The concept of biogeochemical barriers is gaining importance in agricultural landscape because they may counteract the spread of pollutants carried with surface water and groundwater. As results from the analysis conducted in our study, not only areas with trees can play the role of such buffer strips, but these can also be bushy areas, orchards used for extensive fruit production, areas with perennial herbaceous vegetation (e.g. wastelands), and waterbodies. The essence of their influence is the ability to capture chemicals dissolved in water and accumulate them in plant biomass or in litter and soil within buffer strips as well as in sediments in waterbodies, where they are biochemically transformed by communities of organisms. Perennial vegetation around and in the waterbody plays a special role in the capturing of pollutants and nutrients contained in fertilisers, which are leached from fields37. Buffer strips, especially those with trees, also significantly affect carbon sequestration, both in plants and in soil38. Buffer zones are the places where plants assimilate inorganic compounds, including nitrogen and phosphorus. Soil microorganisms in buffer zones are involved in biogeochemical processes, whereas soluble and insoluble phosphorus compounds are sorbed and transported. The presence of diverse vegetation such as trees, shrubs, and grasses within this habitat results in intense removal of nutrients from waters migrating from the catchment area to the waterbody.

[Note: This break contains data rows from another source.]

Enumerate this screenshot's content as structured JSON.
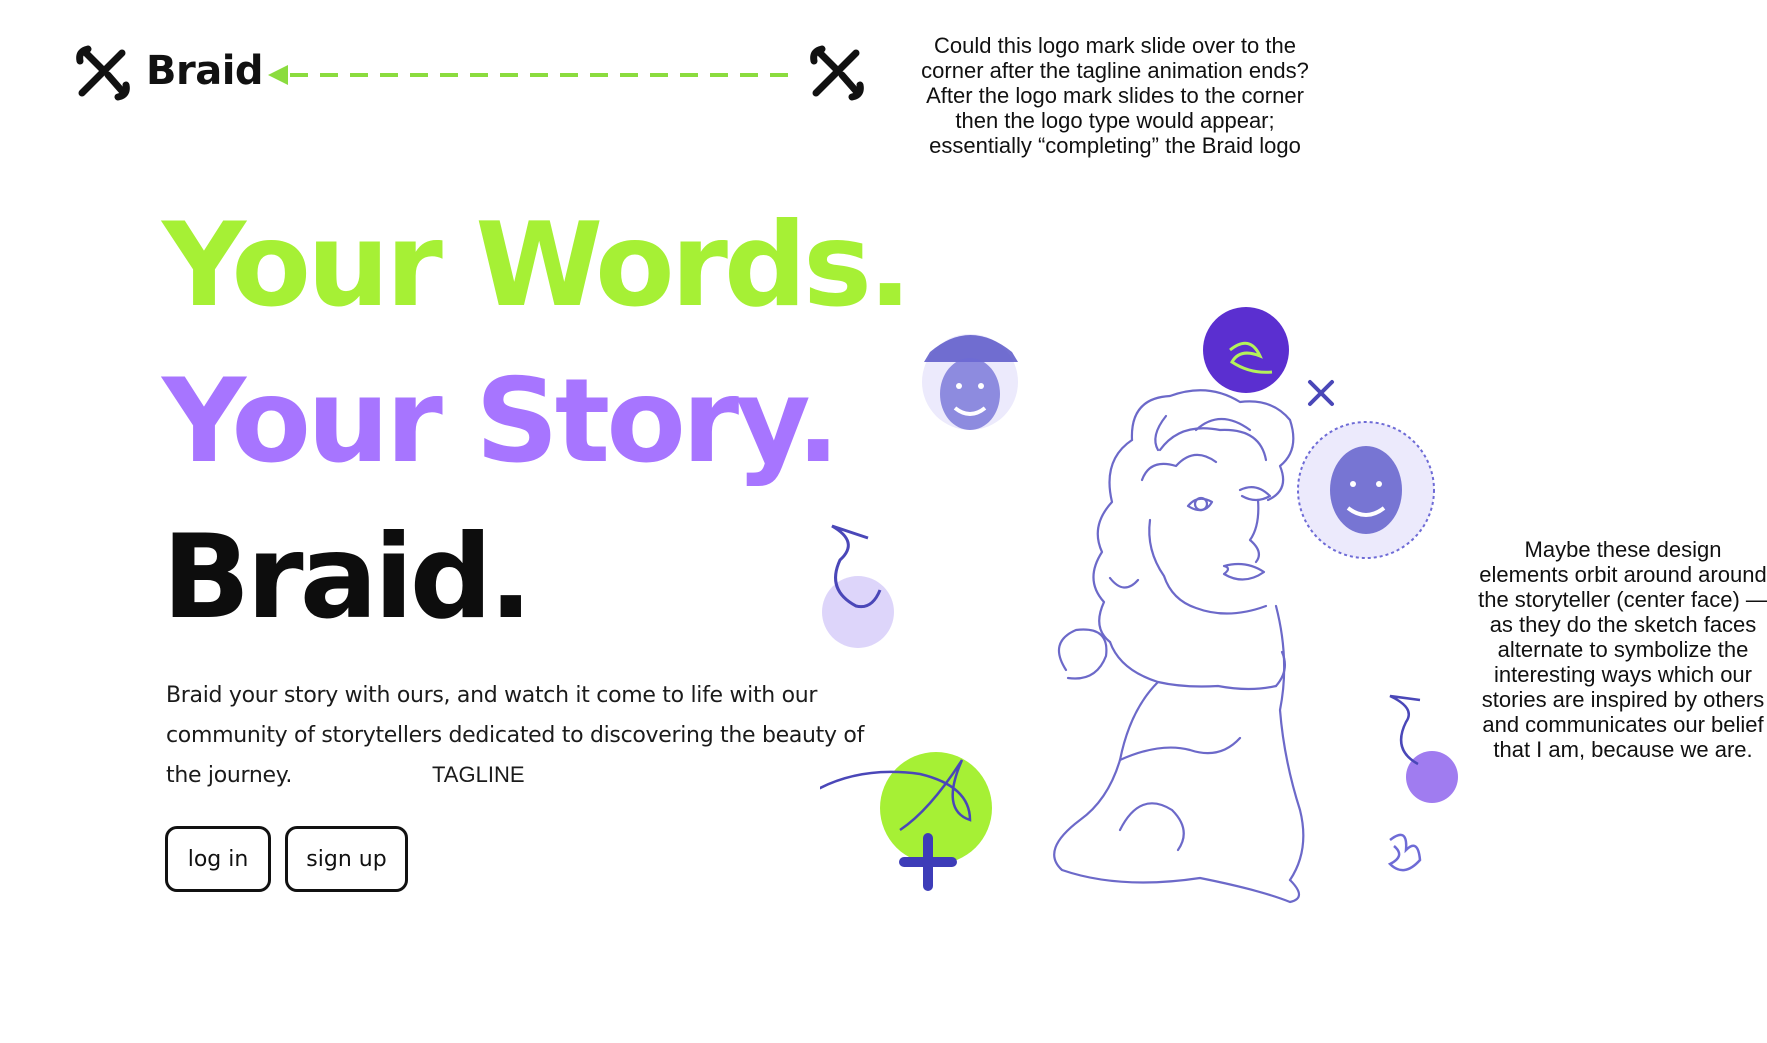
{
  "header": {
    "brand_name": "Braid",
    "logo_icon": "braid-x-mark-icon",
    "arrow_icon": "dashed-arrow-left-icon"
  },
  "notes": {
    "top": "Could this logo mark slide over to the corner after the tagline animation ends? After the logo mark slides to the corner then the logo type would appear; essentially “completing” the Braid logo",
    "right": "Maybe these design elements orbit around around the storyteller (center face) — as they do the sketch faces alternate to symbolize the interesting ways which our stories are inspired by others and communicates our belief that I am, because we are."
  },
  "hero": {
    "line1": "Your Words.",
    "line2": "Your Story.",
    "line3": "Braid.",
    "description": "Braid your story with ours, and watch it come to life with our community of storytellers dedicated to discovering the beauty of the journey.",
    "tagline_label": "TAGLINE"
  },
  "actions": {
    "login_label": "log in",
    "signup_label": "sign up"
  },
  "colors": {
    "lime": "#a6f035",
    "purple": "#a775ff",
    "deep_purple": "#5b2fd0",
    "sketch_blue": "#4a47b8",
    "lavender": "#ddd5fa"
  }
}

Changes in the land use structure, especially in the immediate vicinity of waterbodies, are particularly important in small catchment areas, because allochthonous substances often enter waters from their entire area12. Due to the ability to retain water by small waterbodies, the amounts accumulated during periods of its excess, e.g. during the thaw period, can be used during the growing season, because it can be accessed by plants3. As buffer strips and the vegetation of waterbodies are characterised by greater evapotranspiration than the vegetation of arable fields, they improve the microclimate and counteract the effects of drought52. Waterbodies are an important element in the water cycle, as they significantly influence the water balance in agricultural catchment areas and water relations in soils15.

It is possible to effectively counteract the degradation of small aquatic ecosystems in rural areas by increasing the area occupied by diverse, permanent vegetation (trees, shrubs, perennial vegetation) in the buffer zone extending within 100 m from the shoreline in order to separate farmland, built-up areas, and roads from waterbodies. It would be advisable to move intensive farming production beyond the entire 100-m-wide buffer zone, or at least reduce the intensity of agricultural activity.

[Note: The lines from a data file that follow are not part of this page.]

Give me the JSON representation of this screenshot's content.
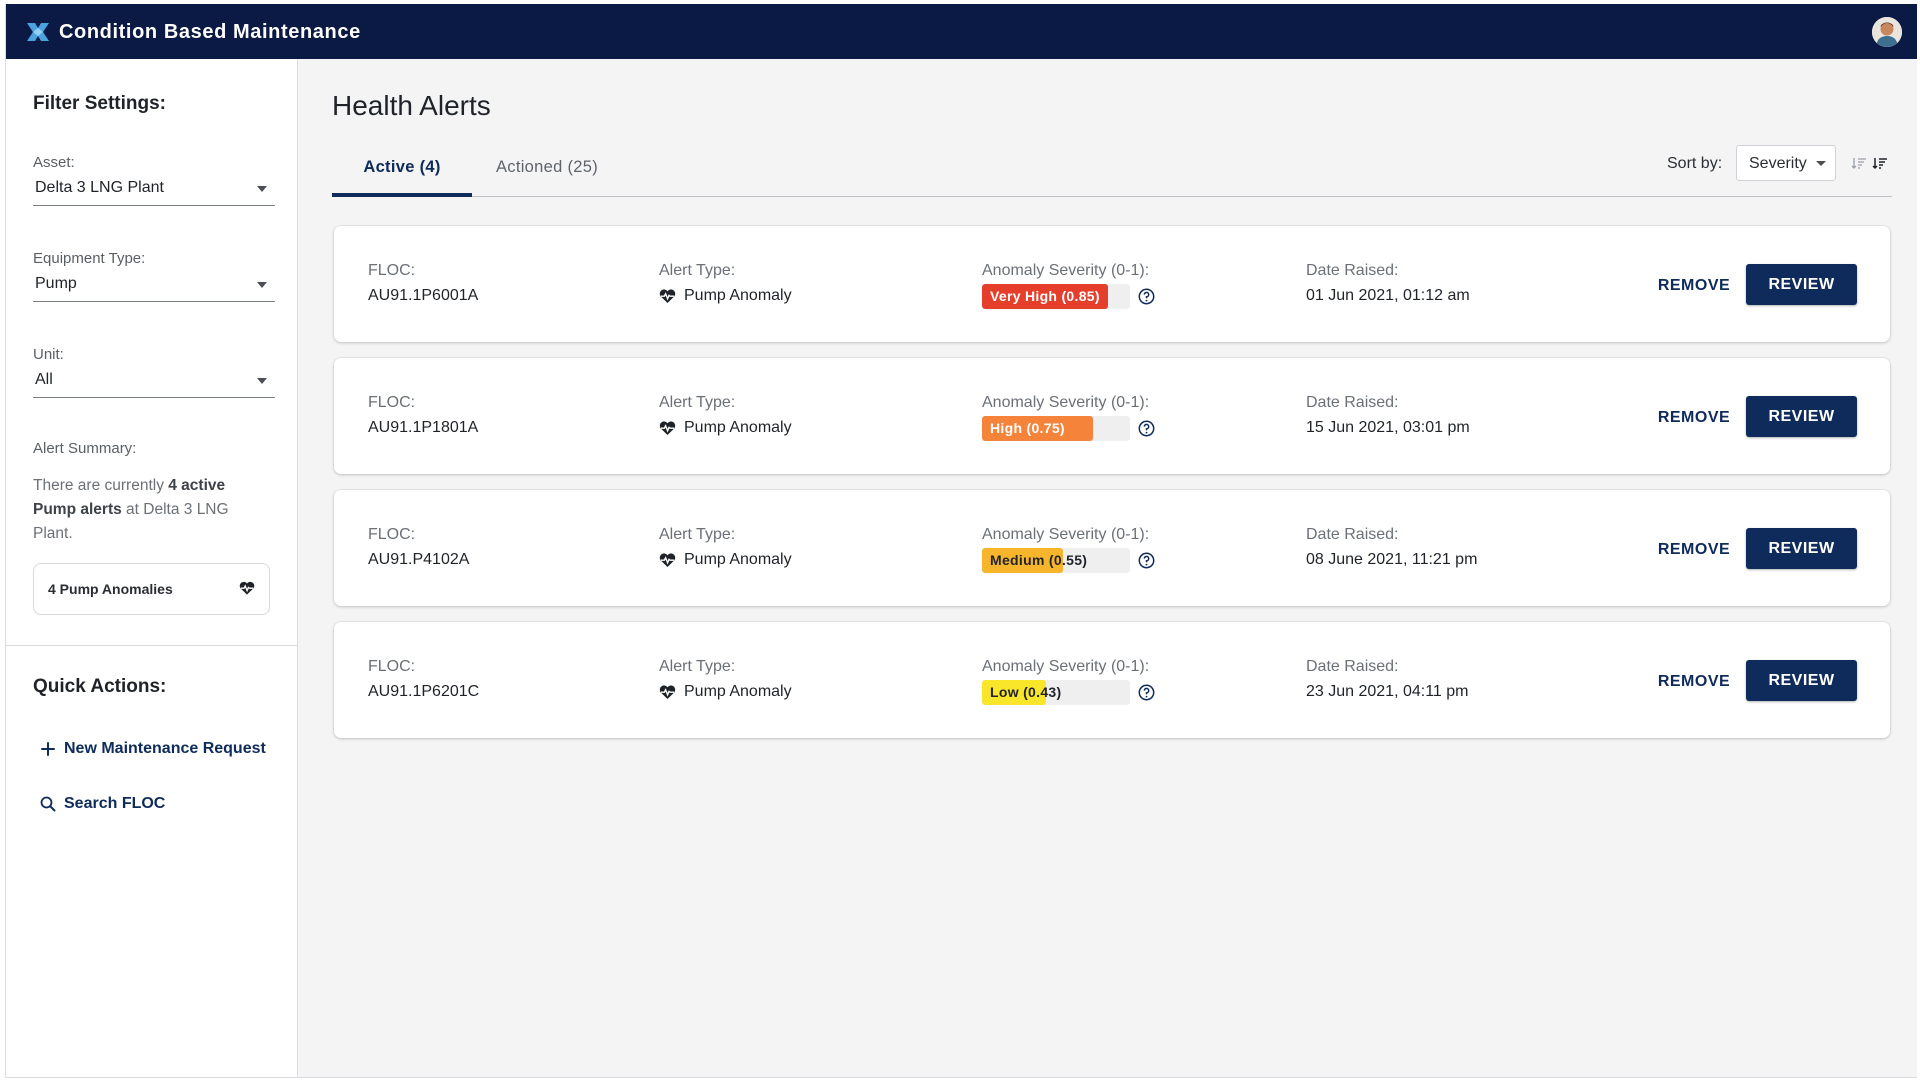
{
  "app": {
    "title": "Condition Based Maintenance"
  },
  "colors": {
    "navy": "#0b1a45",
    "primary": "#0e2b5c",
    "very_high": "#e53e2b",
    "high": "#f5833a",
    "medium": "#f7b52b",
    "low": "#f9e52a"
  },
  "sidebar": {
    "filter_heading": "Filter Settings:",
    "asset": {
      "label": "Asset:",
      "value": "Delta 3 LNG Plant"
    },
    "equipment_type": {
      "label": "Equipment Type:",
      "value": "Pump"
    },
    "unit": {
      "label": "Unit:",
      "value": "All"
    },
    "alert_summary": {
      "label": "Alert Summary:",
      "text_prefix": "There are currently ",
      "count_text": "4 active",
      "pump_text": "Pump alerts",
      "text_suffix": " at Delta 3 LNG Plant."
    },
    "chip": {
      "label": "4 Pump Anomalies",
      "icon": "heart-pulse-icon"
    },
    "quick_actions_heading": "Quick Actions:",
    "quick_actions": [
      {
        "label": "New Maintenance Request",
        "icon": "plus-icon"
      },
      {
        "label": "Search FLOC",
        "icon": "search-icon"
      }
    ]
  },
  "main": {
    "title": "Health Alerts",
    "tabs": [
      {
        "label": "Active (4)",
        "active": true
      },
      {
        "label": "Actioned (25)",
        "active": false
      }
    ],
    "sort": {
      "label": "Sort by:",
      "value": "Severity"
    },
    "labels": {
      "floc": "FLOC:",
      "alert_type": "Alert Type:",
      "severity": "Anomaly Severity (0-1):",
      "date": "Date Raised:",
      "remove": "REMOVE",
      "review": "REVIEW"
    },
    "alerts": [
      {
        "floc": "AU91.1P6001A",
        "alert_type": "Pump Anomaly",
        "severity_text": "Very High (0.85)",
        "severity": 0.85,
        "color": "#e53e2b",
        "text_color": "#ffffff",
        "date": "01 Jun 2021, 01:12 am"
      },
      {
        "floc": "AU91.1P1801A",
        "alert_type": "Pump Anomaly",
        "severity_text": "High (0.75)",
        "severity": 0.75,
        "color": "#f5833a",
        "text_color": "#ffffff",
        "date": "15 Jun 2021, 03:01 pm"
      },
      {
        "floc": "AU91.P4102A",
        "alert_type": "Pump Anomaly",
        "severity_text": "Medium (0.55)",
        "severity": 0.55,
        "color": "#f7b52b",
        "text_color": "#1f2329",
        "date": "08 June 2021, 11:21 pm"
      },
      {
        "floc": "AU91.1P6201C",
        "alert_type": "Pump Anomaly",
        "severity_text": "Low (0.43)",
        "severity": 0.43,
        "color": "#f9e52a",
        "text_color": "#1f2329",
        "date": "23 Jun 2021, 04:11 pm"
      }
    ]
  }
}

The catchment areas of waterbodies significantly affect small aquatic ecosystems. As the distance from the shoreline increases, the influence of the catchment area decreases. The amount of pollutants flowing into waterbodies mostly depends on the type of land use in the catchment area.

The presence of bushy areas, orchards, and wasteland with perennial vegetation in the vicinity of small waterbodies is particularly important in the agricultural landscape. They protect the water in the waterbodies from diffuse pollution. It is possible to accelerate or inhibit the inflow of mineral and organic matter to the waterbodies by using different forms of spatial management in the 100-m buffer zone. The right landscape structure, stimulating the intensity of a small water cycle, is also important to counteract the overdrying of the soil cover in these areas, which is one of the greatest threats to the agricultural environment. That is why it is so important to maintain small waterbodies in good ecological condition. Thanks to macrophytes, small waterbodies are characterised by high evaporation, which improves the microclimate in their vicinity. Small waterbodies are particularly important for the retention of water, because they prevent the excess of spring waters from flowing into the sea and they locally intensify the small water cycle.

The ecological approach to environmental protection requires not only the technical elimination of sources of pollution. It is also necessary to increase the resistance of natural systems to degradation by stimulating self-cleaning processes in the environment with a significant contribution of biogeochemical barriers.